● **TASK DIRECTIONS**
Exactly as given, output all the records that follow.

● **TASK DATA**
•••

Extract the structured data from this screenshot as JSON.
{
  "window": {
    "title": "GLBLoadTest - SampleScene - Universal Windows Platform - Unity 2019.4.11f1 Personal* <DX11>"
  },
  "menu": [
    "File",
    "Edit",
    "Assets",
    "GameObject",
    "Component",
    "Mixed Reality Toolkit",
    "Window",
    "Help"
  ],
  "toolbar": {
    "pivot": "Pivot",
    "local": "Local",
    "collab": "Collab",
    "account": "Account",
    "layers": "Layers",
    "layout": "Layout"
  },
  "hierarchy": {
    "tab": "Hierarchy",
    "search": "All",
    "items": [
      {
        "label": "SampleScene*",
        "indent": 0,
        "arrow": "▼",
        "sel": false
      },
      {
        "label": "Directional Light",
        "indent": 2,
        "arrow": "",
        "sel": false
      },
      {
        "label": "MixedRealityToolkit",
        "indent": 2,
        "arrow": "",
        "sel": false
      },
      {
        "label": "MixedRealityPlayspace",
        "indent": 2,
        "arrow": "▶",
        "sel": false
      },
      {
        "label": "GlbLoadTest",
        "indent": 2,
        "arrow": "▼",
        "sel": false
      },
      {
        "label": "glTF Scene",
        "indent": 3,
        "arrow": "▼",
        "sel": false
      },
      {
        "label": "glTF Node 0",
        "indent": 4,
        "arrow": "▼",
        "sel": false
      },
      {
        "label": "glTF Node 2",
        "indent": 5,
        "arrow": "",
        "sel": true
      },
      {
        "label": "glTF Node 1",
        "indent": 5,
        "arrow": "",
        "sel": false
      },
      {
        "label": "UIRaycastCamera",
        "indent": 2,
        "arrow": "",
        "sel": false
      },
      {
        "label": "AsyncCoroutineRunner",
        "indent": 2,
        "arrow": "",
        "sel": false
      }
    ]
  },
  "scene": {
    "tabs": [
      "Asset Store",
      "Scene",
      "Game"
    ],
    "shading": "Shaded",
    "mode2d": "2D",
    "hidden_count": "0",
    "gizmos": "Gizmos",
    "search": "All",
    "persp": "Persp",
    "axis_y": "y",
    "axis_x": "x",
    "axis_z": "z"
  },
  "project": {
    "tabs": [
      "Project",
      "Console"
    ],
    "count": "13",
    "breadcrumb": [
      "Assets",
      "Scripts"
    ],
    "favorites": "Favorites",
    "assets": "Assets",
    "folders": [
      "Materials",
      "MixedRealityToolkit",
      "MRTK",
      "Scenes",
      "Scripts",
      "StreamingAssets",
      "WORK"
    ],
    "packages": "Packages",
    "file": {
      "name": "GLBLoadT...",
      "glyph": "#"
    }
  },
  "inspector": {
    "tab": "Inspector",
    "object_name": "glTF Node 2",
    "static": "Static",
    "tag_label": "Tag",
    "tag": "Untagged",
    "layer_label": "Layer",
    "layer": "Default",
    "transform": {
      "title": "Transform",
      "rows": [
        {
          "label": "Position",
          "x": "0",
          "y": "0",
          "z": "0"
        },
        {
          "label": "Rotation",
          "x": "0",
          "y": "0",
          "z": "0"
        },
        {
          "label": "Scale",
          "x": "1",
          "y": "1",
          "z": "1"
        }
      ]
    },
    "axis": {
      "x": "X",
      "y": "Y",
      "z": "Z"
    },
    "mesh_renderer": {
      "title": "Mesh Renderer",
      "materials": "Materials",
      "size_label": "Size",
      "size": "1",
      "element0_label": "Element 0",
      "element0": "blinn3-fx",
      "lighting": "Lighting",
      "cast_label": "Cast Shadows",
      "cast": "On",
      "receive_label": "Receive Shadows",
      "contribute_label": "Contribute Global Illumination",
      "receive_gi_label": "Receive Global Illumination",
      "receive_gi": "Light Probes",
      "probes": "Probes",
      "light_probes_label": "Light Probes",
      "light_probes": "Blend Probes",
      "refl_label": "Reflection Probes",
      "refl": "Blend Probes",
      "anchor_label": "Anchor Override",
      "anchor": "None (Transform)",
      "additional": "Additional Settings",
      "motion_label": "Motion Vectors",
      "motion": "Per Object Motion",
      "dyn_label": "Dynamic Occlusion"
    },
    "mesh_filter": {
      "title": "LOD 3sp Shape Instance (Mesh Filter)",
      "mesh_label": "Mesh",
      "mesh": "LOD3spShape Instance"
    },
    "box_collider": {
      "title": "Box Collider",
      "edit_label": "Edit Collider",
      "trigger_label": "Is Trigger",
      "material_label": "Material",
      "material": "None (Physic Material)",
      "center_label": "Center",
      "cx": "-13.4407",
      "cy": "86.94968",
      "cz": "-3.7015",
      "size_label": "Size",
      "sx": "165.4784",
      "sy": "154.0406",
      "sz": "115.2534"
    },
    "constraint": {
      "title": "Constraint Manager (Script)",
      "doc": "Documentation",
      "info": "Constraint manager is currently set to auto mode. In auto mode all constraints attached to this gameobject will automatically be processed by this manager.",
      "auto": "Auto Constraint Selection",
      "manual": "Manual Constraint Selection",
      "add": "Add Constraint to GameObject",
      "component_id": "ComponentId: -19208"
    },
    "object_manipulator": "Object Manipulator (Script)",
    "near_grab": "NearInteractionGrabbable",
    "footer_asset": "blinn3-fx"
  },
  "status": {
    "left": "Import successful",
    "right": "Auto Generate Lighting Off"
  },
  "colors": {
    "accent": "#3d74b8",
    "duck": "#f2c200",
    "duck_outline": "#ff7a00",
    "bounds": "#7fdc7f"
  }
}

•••

● **SOLUTION FOR THIS PROBLEM**
Extract the structured data from this screenshot as JSON.
{
  "window": {
    "title": "GLBLoadTest - SampleScene - Universal Windows Platform - Unity 2019.4.11f1 Personal* <DX11>"
  },
  "menu": [
    "File",
    "Edit",
    "Assets",
    "GameObject",
    "Component",
    "Mixed Reality Toolkit",
    "Window",
    "Help"
  ],
  "toolbar": {
    "pivot": "Pivot",
    "local": "Local",
    "collab": "Collab",
    "account": "Account",
    "layers": "Layers",
    "layout": "Layout"
  },
  "hierarchy": {
    "tab": "Hierarchy",
    "search": "All",
    "items": [
      {
        "label": "SampleScene*",
        "indent": 0,
        "arrow": "▼",
        "sel": false
      },
      {
        "label": "Directional Light",
        "indent": 2,
        "arrow": "",
        "sel": false
      },
      {
        "label": "MixedRealityToolkit",
        "indent": 2,
        "arrow": "",
        "sel": false
      },
      {
        "label": "MixedRealityPlayspace",
        "indent": 2,
        "arrow": "▶",
        "sel": false
      },
      {
        "label": "GlbLoadTest",
        "indent": 2,
        "arrow": "▼",
        "sel": false
      },
      {
        "label": "glTF Scene",
        "indent": 3,
        "arrow": "▼",
        "sel": false
      },
      {
        "label": "glTF Node 0",
        "indent": 4,
        "arrow": "▼",
        "sel": false
      },
      {
        "label": "glTF Node 2",
        "indent": 5,
        "arrow": "",
        "sel": true
      },
      {
        "label": "glTF Node 1",
        "indent": 5,
        "arrow": "",
        "sel": false
      },
      {
        "label": "UIRaycastCamera",
        "indent": 2,
        "arrow": "",
        "sel": false
      },
      {
        "label": "AsyncCoroutineRunner",
        "indent": 2,
        "arrow": "",
        "sel": false
      }
    ]
  },
  "scene": {
    "tabs": [
      "Asset Store",
      "Scene",
      "Game"
    ],
    "shading": "Shaded",
    "mode2d": "2D",
    "hidden_count": "0",
    "gizmos": "Gizmos",
    "search": "All",
    "persp": "Persp",
    "axis_y": "y",
    "axis_x": "x",
    "axis_z": "z"
  },
  "project": {
    "tabs": [
      "Project",
      "Console"
    ],
    "count": "13",
    "breadcrumb": [
      "Assets",
      "Scripts"
    ],
    "favorites": "Favorites",
    "assets": "Assets",
    "folders": [
      "Materials",
      "MixedRealityToolkit",
      "MRTK",
      "Scenes",
      "Scripts",
      "StreamingAssets",
      "WORK"
    ],
    "packages": "Packages",
    "file": {
      "name": "GLBLoadT...",
      "glyph": "#"
    }
  },
  "inspector": {
    "tab": "Inspector",
    "object_name": "glTF Node 2",
    "static": "Static",
    "tag_label": "Tag",
    "tag": "Untagged",
    "layer_label": "Layer",
    "layer": "Default",
    "transform": {
      "title": "Transform",
      "rows": [
        {
          "label": "Position",
          "x": "0",
          "y": "0",
          "z": "0"
        },
        {
          "label": "Rotation",
          "x": "0",
          "y": "0",
          "z": "0"
        },
        {
          "label": "Scale",
          "x": "1",
          "y": "1",
          "z": "1"
        }
      ]
    },
    "axis": {
      "x": "X",
      "y": "Y",
      "z": "Z"
    },
    "mesh_renderer": {
      "title": "Mesh Renderer",
      "materials": "Materials",
      "size_label": "Size",
      "size": "1",
      "element0_label": "Element 0",
      "element0": "blinn3-fx",
      "lighting": "Lighting",
      "cast_label": "Cast Shadows",
      "cast": "On",
      "receive_label": "Receive Shadows",
      "contribute_label": "Contribute Global Illumination",
      "receive_gi_label": "Receive Global Illumination",
      "receive_gi": "Light Probes",
      "probes": "Probes",
      "light_probes_label": "Light Probes",
      "light_probes": "Blend Probes",
      "refl_label": "Reflection Probes",
      "refl": "Blend Probes",
      "anchor_label": "Anchor Override",
      "anchor": "None (Transform)",
      "additional": "Additional Settings",
      "motion_label": "Motion Vectors",
      "motion": "Per Object Motion",
      "dyn_label": "Dynamic Occlusion"
    },
    "mesh_filter": {
      "title": "LOD 3sp Shape Instance (Mesh Filter)",
      "mesh_label": "Mesh",
      "mesh": "LOD3spShape Instance"
    },
    "box_collider": {
      "title": "Box Collider",
      "edit_label": "Edit Collider",
      "trigger_label": "Is Trigger",
      "material_label": "Material",
      "material": "None (Physic Material)",
      "center_label": "Center",
      "cx": "-13.4407",
      "cy": "86.94968",
      "cz": "-3.7015",
      "size_label": "Size",
      "sx": "165.4784",
      "sy": "154.0406",
      "sz": "115.2534"
    },
    "constraint": {
      "title": "Constraint Manager (Script)",
      "doc": "Documentation",
      "info": "Constraint manager is currently set to auto mode. In auto mode all constraints attached to this gameobject will automatically be processed by this manager.",
      "auto": "Auto Constraint Selection",
      "manual": "Manual Constraint Selection",
      "add": "Add Constraint to GameObject",
      "component_id": "ComponentId: -19208"
    },
    "object_manipulator": "Object Manipulator (Script)",
    "near_grab": "NearInteractionGrabbable",
    "footer_asset": "blinn3-fx"
  },
  "status": {
    "left": "Import successful",
    "right": "Auto Generate Lighting Off"
  },
  "colors": {
    "accent": "#3d74b8",
    "duck": "#f2c200",
    "duck_outline": "#ff7a00",
    "bounds": "#7fdc7f"
  }
}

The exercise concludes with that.